With the collective’s strong emphasis on alternative and less mainstream product, their latest piece is in fact a world premiere.

Desert: 6:29pm, by Morgan Rose, is a powerful slice of home – grown suburbia.

Told in snapshot bursts, the linear narrative figuratively and literally lifts the lid on its working class family dynamic. At ninety minutes in length, Rose both explores and deconstructs the parent – child generational divide to maximum effect, in this exciting new comedy – drama.

For its first twenty minutes, the jokes come thick and fast.  Laughs however, when a local tragedy makes news headlines, are gradually replaced by soul – searching pathos.

Without giving too much away, at times I felt like I was watching the Australian equivalent of Mike Leigh’s 1991 motion picture masterpiece, Life Is Sweet. Meaning, whether they will admit it or not, the inhabitants in Rose’s world are all hovering on the inevitable cusp of change.

Casting and creative support, work in faultless tandem to produce a top – notch result.

Leading the charge, Eva Seymour (as Xan) shows tremendous range as a troubled teenager with a dark secret. Her intensity here reminded me of Kristen Stewart, Nadine Garner, and a young Judy Davis.

Sarah Sutherland (as Crystal) and Joe Petruzzi (as Rico) are her playful, puzzled, and resigned parents. Youthful dreams are no longer part of their equation. But together, they do their best to survive.

As Xan’s older brother, Jamie, Darcy Kent fulfils the promise he displayed in Vile (for La Mama). With a rich inner world dedicated to video war games, Jamie too, uses fantasies to survive. He also has another life separate from his family.

Ella Caldwell (as Abby), is the nervous outsider, wondering if becoming involved with this curious foursome is the right decision.

Bridget Balodis directs with a keen eye.

Text and subtext are handled with equal aplomb. In her care, as viewers, we are always invested in the unfolding story. (It should be noted that Tom Healey and Jean Goodwin, were respectively responsible for dramaturge and voice coaching).

Thanks to superlative stage management from Genevieve Davidson and Grace Lowry, scenes are sliced up using brilliant transitions, a technique applied with similar power to Picnic At Hanging Rock (Malthouse Theatre, 2016).

Streamlined set and costume design (by Romanie Harper), lighting design (by Amelia Lever – Davidson), and composition and sound (by Ian Moorhead), all combine to give Desert: 6:29pm a filmic edge not unlike two David Lynch classics, Blue Velvet and Twin Peaks.
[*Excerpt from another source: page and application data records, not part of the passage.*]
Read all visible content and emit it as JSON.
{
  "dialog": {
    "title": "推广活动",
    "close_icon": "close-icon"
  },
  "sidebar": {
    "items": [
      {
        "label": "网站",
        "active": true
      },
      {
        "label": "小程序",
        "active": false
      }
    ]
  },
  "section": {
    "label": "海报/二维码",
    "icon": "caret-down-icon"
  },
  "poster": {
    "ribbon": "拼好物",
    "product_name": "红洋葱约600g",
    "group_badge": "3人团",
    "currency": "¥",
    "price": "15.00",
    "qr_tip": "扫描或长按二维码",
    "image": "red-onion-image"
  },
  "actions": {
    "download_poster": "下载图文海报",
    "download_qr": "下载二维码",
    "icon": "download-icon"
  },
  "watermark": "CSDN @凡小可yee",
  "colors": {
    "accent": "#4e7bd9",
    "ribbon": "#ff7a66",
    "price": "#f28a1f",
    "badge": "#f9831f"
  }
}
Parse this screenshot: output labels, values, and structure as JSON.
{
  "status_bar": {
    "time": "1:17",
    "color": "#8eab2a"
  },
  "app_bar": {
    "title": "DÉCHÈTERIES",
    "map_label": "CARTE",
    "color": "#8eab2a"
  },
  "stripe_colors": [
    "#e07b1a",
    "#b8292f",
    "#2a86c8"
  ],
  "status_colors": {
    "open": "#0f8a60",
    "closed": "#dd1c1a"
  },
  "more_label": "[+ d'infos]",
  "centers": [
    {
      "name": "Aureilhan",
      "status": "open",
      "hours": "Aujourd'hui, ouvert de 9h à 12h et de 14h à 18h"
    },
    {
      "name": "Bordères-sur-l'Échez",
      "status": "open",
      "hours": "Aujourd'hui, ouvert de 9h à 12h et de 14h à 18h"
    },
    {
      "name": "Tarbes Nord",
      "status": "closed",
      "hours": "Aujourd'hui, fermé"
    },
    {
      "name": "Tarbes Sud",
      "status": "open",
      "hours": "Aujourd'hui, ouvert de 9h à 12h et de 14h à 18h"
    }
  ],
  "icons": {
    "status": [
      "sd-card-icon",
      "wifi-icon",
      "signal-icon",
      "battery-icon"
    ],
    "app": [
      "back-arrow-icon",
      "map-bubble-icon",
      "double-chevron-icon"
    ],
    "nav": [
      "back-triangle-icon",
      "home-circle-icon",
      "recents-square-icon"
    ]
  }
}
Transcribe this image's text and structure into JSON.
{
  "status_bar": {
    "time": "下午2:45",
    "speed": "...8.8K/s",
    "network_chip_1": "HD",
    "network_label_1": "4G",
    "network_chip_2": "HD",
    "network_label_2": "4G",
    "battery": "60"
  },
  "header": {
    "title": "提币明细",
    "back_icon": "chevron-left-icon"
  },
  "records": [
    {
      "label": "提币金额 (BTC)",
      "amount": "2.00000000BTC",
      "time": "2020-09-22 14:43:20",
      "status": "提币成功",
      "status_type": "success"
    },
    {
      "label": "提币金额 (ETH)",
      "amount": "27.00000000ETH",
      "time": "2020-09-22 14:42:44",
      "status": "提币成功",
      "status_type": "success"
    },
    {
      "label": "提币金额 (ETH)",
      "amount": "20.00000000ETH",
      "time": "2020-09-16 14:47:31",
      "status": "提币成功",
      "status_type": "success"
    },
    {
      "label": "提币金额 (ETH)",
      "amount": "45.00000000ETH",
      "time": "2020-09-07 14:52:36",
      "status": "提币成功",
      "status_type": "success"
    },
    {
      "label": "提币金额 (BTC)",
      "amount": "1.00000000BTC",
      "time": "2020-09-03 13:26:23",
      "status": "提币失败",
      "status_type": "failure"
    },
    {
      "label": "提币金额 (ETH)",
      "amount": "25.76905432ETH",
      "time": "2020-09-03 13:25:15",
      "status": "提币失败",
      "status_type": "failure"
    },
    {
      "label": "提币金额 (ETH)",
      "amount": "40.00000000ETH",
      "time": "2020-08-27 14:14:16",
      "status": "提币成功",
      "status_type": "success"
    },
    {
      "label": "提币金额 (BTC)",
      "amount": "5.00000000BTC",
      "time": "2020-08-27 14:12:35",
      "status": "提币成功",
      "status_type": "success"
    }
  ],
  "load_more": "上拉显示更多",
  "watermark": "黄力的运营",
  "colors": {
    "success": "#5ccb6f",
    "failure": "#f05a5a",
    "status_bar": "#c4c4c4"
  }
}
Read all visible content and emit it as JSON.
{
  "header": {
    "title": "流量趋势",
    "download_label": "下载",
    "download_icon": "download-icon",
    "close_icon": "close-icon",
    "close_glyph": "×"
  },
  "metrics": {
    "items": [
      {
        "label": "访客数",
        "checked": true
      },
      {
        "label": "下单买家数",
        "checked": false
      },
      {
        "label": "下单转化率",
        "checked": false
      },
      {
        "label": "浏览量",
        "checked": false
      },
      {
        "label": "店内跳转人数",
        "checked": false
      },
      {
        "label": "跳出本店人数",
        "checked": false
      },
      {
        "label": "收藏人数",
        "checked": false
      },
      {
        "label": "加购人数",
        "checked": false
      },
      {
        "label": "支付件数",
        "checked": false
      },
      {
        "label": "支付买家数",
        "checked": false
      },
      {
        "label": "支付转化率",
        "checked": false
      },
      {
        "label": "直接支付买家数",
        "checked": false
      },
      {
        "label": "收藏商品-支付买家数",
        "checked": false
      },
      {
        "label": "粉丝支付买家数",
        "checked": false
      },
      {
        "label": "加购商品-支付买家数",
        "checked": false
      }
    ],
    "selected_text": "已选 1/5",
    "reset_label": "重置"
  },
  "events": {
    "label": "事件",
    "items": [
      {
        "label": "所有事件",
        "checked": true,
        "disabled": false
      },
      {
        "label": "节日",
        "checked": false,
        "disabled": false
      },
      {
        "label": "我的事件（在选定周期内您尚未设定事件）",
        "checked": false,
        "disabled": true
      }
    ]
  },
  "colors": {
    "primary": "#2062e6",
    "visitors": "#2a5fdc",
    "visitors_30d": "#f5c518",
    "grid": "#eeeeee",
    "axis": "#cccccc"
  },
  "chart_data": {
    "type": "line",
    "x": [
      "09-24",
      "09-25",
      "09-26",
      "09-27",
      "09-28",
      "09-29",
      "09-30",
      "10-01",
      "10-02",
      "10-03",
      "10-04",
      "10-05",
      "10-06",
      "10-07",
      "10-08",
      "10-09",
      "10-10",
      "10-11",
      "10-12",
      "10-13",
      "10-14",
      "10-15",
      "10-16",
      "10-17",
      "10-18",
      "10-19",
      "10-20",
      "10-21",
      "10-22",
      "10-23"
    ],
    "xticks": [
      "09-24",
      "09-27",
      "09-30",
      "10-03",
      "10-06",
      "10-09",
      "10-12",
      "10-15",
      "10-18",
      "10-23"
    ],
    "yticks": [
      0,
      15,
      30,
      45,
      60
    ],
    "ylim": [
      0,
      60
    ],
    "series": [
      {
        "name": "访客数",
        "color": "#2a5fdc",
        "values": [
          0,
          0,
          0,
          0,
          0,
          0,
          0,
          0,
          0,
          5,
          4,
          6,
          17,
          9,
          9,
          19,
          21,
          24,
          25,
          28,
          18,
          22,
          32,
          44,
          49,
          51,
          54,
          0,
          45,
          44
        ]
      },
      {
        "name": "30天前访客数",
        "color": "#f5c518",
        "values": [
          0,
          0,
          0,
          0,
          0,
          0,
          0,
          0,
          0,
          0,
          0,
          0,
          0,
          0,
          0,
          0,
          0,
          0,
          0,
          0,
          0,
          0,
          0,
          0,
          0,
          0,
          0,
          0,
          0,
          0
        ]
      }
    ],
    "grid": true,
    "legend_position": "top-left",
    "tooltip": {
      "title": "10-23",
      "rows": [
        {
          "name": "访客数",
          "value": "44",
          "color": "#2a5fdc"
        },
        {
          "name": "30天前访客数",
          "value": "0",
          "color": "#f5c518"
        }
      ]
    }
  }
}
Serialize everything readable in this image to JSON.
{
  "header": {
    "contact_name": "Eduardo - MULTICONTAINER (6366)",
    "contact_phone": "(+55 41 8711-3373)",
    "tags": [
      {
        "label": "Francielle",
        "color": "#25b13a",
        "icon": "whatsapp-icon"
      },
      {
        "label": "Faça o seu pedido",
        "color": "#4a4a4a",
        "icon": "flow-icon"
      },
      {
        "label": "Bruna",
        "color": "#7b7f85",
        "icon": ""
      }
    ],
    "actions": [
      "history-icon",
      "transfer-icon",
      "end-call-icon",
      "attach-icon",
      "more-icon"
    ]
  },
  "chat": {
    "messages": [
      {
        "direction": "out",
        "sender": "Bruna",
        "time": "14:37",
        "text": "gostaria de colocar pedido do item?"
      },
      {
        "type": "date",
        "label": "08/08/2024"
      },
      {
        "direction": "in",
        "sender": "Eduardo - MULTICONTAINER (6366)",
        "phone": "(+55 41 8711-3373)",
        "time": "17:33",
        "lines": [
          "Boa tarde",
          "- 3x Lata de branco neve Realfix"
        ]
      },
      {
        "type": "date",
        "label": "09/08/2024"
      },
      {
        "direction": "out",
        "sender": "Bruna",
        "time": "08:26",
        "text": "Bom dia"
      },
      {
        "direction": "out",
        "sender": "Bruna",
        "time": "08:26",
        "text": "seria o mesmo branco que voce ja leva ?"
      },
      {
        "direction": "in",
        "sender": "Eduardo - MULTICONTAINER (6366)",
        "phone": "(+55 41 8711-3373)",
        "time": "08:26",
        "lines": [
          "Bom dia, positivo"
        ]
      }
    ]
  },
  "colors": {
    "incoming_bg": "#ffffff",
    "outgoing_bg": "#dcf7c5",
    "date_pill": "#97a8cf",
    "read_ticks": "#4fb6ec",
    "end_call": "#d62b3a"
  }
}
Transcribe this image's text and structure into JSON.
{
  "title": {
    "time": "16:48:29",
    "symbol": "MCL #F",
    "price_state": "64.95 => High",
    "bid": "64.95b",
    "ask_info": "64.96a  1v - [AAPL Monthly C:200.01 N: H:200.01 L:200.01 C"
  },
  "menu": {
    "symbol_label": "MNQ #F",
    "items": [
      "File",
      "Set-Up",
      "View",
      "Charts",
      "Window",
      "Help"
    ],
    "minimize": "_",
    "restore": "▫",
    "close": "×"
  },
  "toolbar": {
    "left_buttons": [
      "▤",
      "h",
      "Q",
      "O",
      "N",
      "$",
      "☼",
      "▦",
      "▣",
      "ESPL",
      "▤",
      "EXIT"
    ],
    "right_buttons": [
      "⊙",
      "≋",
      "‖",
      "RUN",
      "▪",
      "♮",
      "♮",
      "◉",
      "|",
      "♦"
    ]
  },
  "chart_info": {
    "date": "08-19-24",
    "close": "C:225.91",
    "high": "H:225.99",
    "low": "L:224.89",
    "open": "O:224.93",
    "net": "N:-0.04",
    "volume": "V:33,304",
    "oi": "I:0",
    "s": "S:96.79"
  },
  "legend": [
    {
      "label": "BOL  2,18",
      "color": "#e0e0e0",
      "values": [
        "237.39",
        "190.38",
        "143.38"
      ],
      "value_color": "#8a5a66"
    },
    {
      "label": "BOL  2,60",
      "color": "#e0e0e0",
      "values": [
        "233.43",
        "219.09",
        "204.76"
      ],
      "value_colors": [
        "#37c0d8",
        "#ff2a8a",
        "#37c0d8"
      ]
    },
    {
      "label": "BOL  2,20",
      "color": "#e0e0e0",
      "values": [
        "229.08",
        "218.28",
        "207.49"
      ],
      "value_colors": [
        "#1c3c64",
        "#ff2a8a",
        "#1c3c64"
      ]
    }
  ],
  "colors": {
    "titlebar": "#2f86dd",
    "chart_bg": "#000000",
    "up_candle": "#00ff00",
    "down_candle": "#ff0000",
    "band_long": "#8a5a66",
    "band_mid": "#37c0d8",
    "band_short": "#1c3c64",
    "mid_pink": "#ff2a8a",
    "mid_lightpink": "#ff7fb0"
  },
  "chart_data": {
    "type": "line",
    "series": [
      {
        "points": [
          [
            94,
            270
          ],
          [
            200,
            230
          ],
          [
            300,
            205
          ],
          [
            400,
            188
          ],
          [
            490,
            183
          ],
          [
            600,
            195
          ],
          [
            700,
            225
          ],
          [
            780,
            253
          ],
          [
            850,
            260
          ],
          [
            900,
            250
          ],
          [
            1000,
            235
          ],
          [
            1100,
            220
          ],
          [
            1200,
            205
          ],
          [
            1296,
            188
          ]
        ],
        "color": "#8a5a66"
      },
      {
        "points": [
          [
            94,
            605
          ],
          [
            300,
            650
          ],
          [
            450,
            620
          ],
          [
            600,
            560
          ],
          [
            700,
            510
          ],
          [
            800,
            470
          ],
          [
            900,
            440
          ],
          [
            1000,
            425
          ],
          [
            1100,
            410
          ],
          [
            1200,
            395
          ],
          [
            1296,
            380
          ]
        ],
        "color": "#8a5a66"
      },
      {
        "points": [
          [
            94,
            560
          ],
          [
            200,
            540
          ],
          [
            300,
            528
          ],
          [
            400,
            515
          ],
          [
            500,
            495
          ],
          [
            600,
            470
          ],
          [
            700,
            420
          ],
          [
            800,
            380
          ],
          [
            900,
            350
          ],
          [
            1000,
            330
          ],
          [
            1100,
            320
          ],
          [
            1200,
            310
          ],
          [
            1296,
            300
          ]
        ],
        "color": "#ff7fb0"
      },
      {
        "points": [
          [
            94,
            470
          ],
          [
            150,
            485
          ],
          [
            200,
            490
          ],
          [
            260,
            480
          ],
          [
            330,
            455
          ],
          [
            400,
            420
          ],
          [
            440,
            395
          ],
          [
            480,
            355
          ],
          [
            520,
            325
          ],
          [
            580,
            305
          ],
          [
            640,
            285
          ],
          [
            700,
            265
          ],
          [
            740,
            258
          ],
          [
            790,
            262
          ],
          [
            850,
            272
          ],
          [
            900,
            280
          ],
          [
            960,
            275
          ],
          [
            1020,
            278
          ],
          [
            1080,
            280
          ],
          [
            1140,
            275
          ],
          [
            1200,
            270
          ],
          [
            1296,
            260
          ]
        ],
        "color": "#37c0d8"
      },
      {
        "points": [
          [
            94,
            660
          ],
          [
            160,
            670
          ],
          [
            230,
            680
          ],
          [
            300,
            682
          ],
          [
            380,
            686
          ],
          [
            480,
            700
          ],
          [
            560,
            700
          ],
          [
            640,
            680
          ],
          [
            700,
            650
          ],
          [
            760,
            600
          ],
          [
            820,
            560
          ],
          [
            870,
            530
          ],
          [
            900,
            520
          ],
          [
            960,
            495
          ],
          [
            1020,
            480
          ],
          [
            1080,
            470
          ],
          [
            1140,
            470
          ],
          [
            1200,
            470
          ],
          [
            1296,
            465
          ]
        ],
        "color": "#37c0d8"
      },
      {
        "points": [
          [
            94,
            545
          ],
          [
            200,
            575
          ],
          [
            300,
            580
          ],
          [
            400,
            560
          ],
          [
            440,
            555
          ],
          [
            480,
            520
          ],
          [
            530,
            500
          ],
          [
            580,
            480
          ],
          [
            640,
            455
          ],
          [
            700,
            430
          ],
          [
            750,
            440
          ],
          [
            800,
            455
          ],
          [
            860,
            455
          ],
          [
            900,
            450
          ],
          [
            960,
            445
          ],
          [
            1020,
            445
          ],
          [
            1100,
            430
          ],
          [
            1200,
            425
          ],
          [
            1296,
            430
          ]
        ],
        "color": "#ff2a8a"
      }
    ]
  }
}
The use of a reinforced wooden frame elevation fronting the set is inspired, and reinforces the show’s Rear Window voyeurism.  What we are witness to are private conversations and conflicts, not meant for public consumption.  Like MTC’s Other Desert Cities or Betrayal, which both used physical barriers to separate the actors from the audience, this device alone makes Desert: 6:29pm even more gripping in its overall story – telling.

Red Stitch have done it again. Don’t miss it.